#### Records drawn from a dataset
────────
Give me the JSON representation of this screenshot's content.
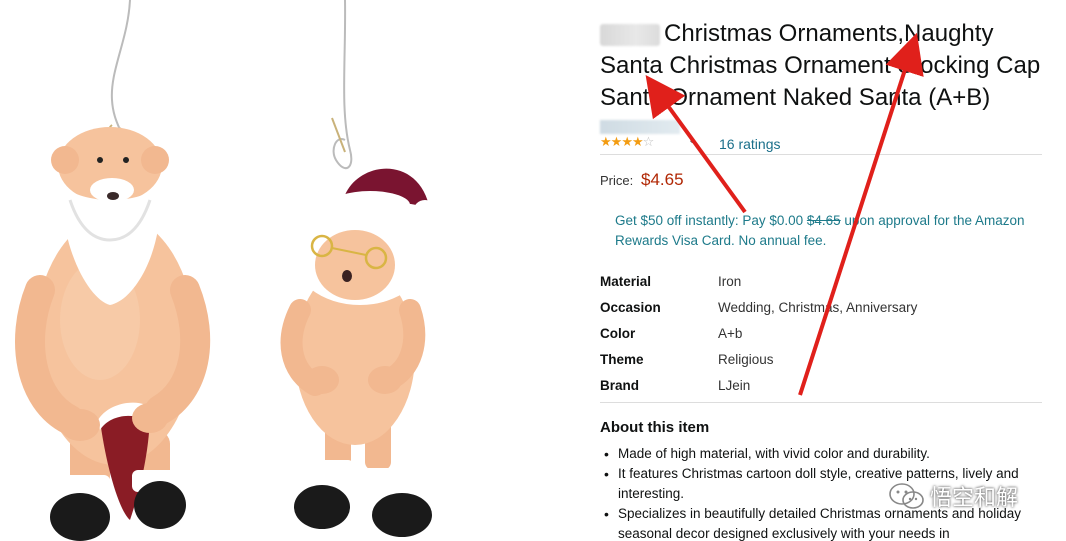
{
  "product": {
    "title": "Christmas Ornaments,Naughty Santa Christmas Ornament Stocking Cap Santa Ornament Naked Santa (A+B)",
    "rating": {
      "stars_filled": 4,
      "stars_total": 5,
      "count_label": "16 ratings"
    },
    "price": {
      "label": "Price:",
      "value": "$4.65"
    },
    "promo": {
      "text_before": "Get $50 off instantly: Pay $0.00 ",
      "struck_price": "$4.65",
      "text_after": " upon approval for the Amazon Rewards Visa Card. No annual fee."
    },
    "specs": [
      {
        "key": "Material",
        "value": "Iron"
      },
      {
        "key": "Occasion",
        "value": "Wedding, Christmas, Anniversary"
      },
      {
        "key": "Color",
        "value": "A+b"
      },
      {
        "key": "Theme",
        "value": "Religious"
      },
      {
        "key": "Brand",
        "value": "LJein"
      }
    ],
    "about": {
      "title": "About this item",
      "bullets": [
        "Made of high material, with vivid color and durability.",
        "It features Christmas cartoon doll style, creative patterns, lively and interesting.",
        "Specializes in beautifully detailed Christmas ornaments and holiday seasonal decor designed exclusively with your needs in"
      ]
    }
  },
  "colors": {
    "price": "#b12704",
    "link": "#1a6f8a",
    "star": "#f39c12",
    "annotation_arrow": "#e0201b"
  },
  "watermark": {
    "icon": "wechat-icon",
    "text": "悟空和解"
  }
}
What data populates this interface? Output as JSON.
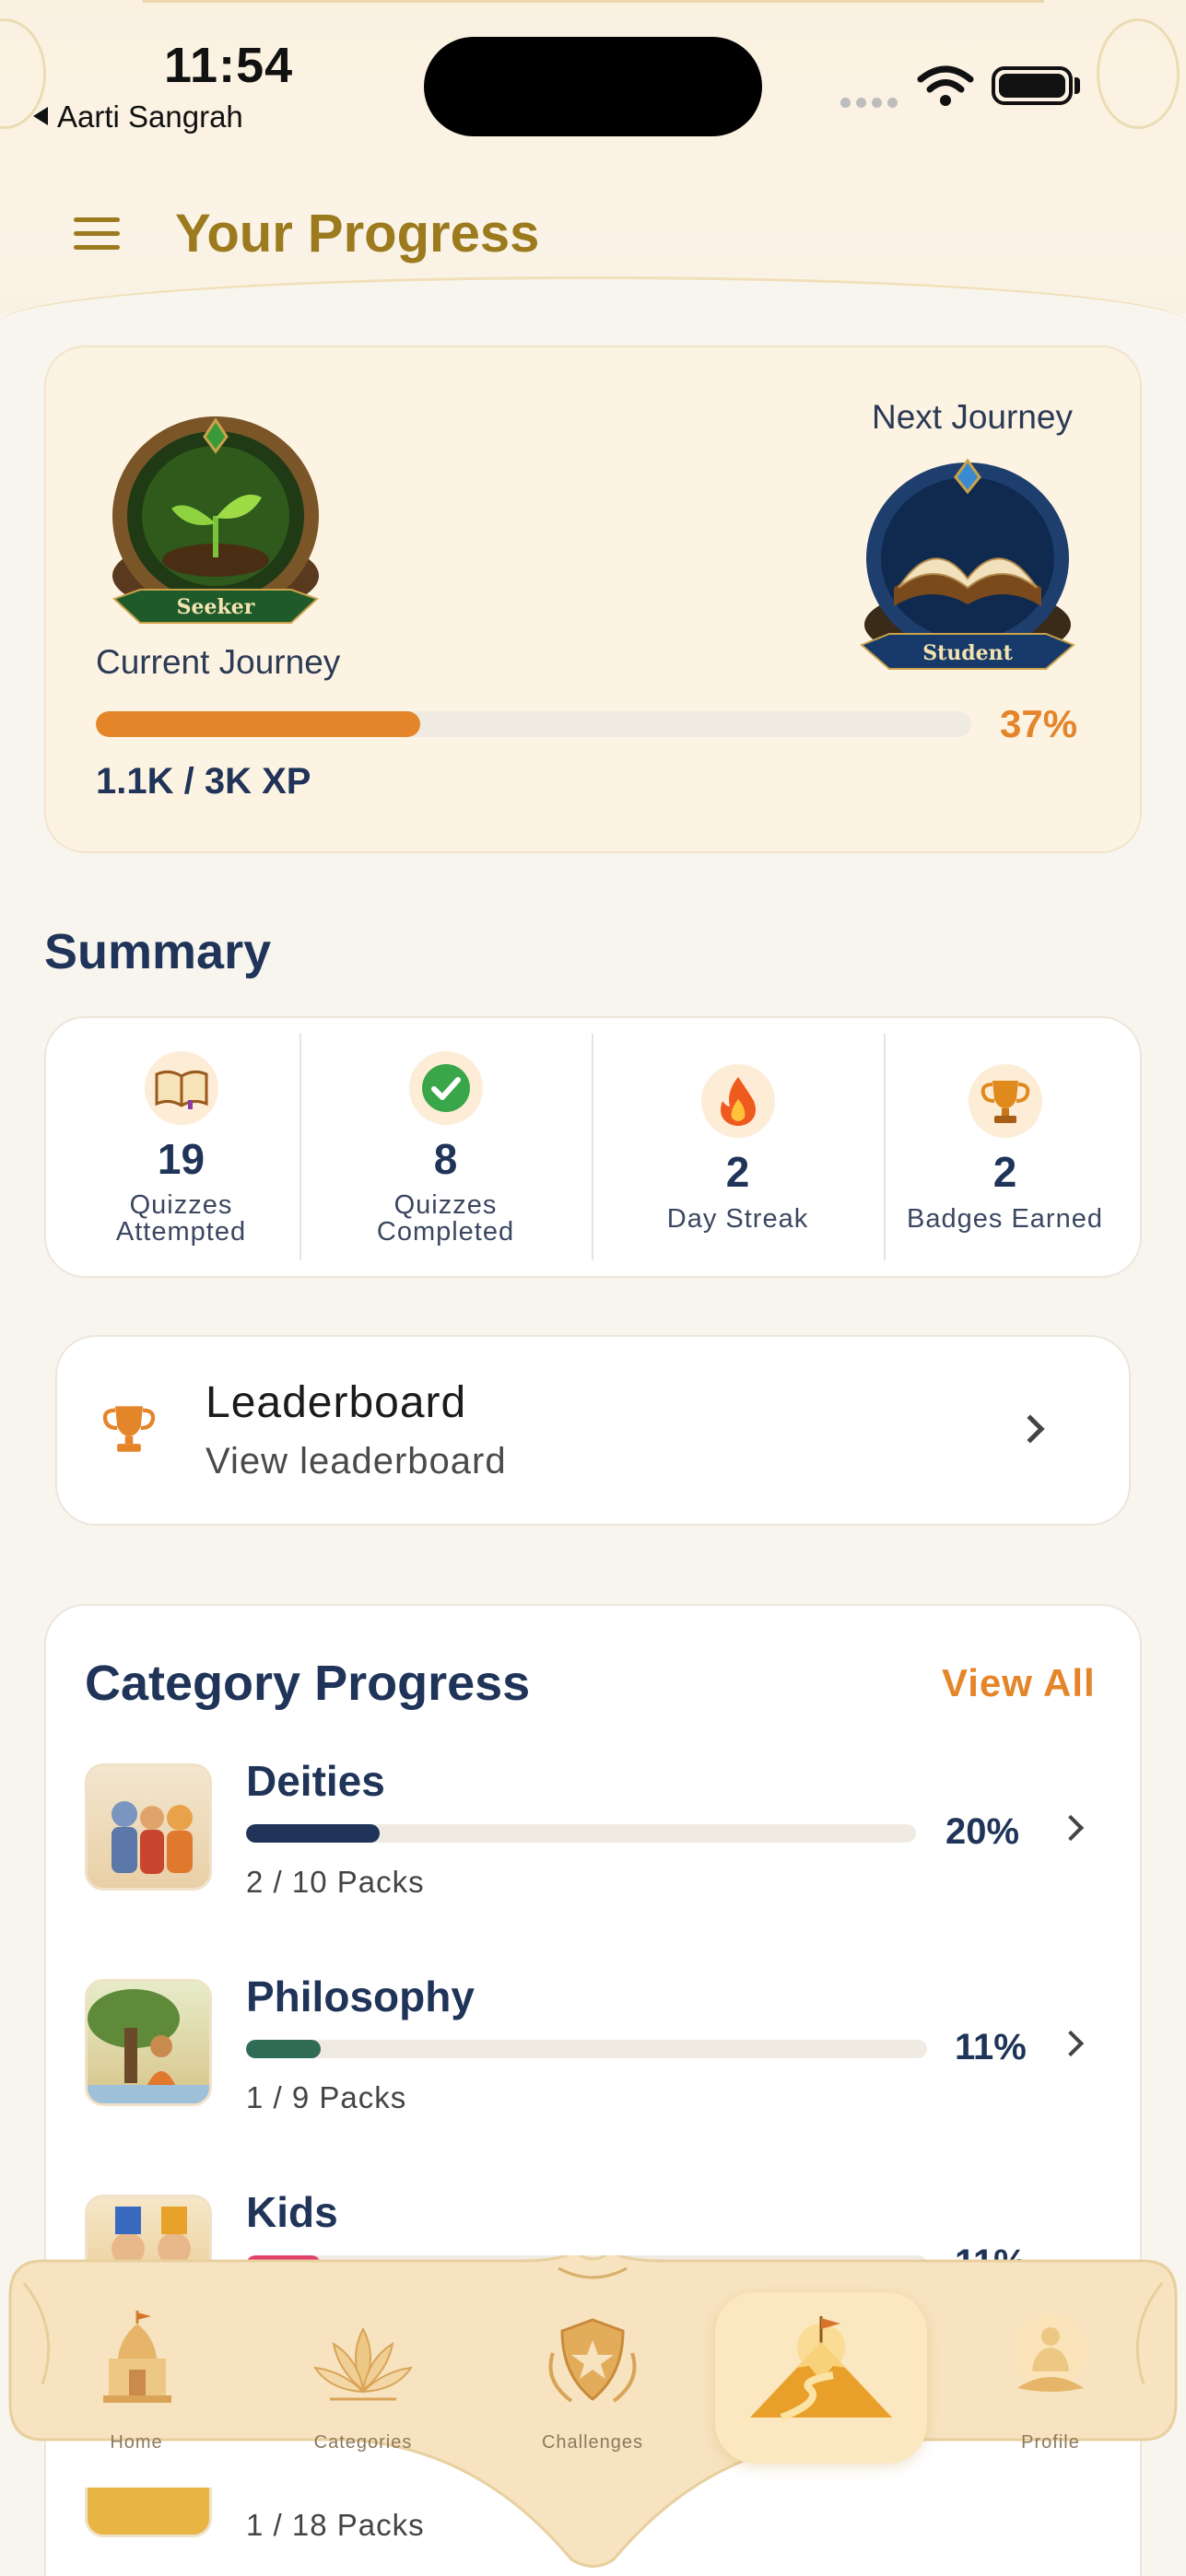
{
  "status_bar": {
    "time": "11:54",
    "back_label": "Aarti Sangrah"
  },
  "header": {
    "title": "Your Progress"
  },
  "journey": {
    "current_label": "Current Journey",
    "next_label": "Next Journey",
    "current_badge": "Seeker",
    "next_badge": "Student",
    "progress_percent_text": "37%",
    "progress_fraction": 0.37,
    "xp_text": "1.1K / 3K XP"
  },
  "summary": {
    "title": "Summary",
    "stats": [
      {
        "value": "19",
        "label_line1": "Quizzes",
        "label_line2": "Attempted",
        "icon": "book-icon"
      },
      {
        "value": "8",
        "label_line1": "Quizzes",
        "label_line2": "Completed",
        "icon": "check-circle-icon"
      },
      {
        "value": "2",
        "label_line1": "Day Streak",
        "label_line2": "",
        "icon": "flame-icon"
      },
      {
        "value": "2",
        "label_line1": "Badges Earned",
        "label_line2": "",
        "icon": "trophy-icon"
      }
    ]
  },
  "leaderboard": {
    "title": "Leaderboard",
    "subtitle": "View leaderboard"
  },
  "category_progress": {
    "title": "Category Progress",
    "view_all": "View All",
    "items": [
      {
        "name": "Deities",
        "percent_text": "20%",
        "fraction": 0.2,
        "packs": "2 / 10 Packs",
        "color": "#1f3458"
      },
      {
        "name": "Philosophy",
        "percent_text": "11%",
        "fraction": 0.11,
        "packs": "1 / 9 Packs",
        "color": "#2f6b55"
      },
      {
        "name": "Kids",
        "percent_text": "11%",
        "fraction": 0.11,
        "packs": "",
        "color": "#e0406a"
      }
    ],
    "partial_last_packs": "1 / 18 Packs"
  },
  "bottom_nav": {
    "items": [
      {
        "label": "Home",
        "icon": "temple-icon"
      },
      {
        "label": "Categories",
        "icon": "lotus-icon"
      },
      {
        "label": "Challenges",
        "icon": "shield-star-icon"
      },
      {
        "label": "",
        "icon": "mountain-flag-icon"
      },
      {
        "label": "Profile",
        "icon": "meditation-icon"
      }
    ],
    "active_index": 3
  },
  "colors": {
    "accent_orange": "#e5852a",
    "title_gold": "#9c7a1e",
    "navy": "#1f3458"
  }
}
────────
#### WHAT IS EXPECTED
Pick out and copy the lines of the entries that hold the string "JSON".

#### ANSWER FOR THIS EXERCISE
Give me the JSON representation of this screenshot's content.
What data populates this interface? Output as JSON.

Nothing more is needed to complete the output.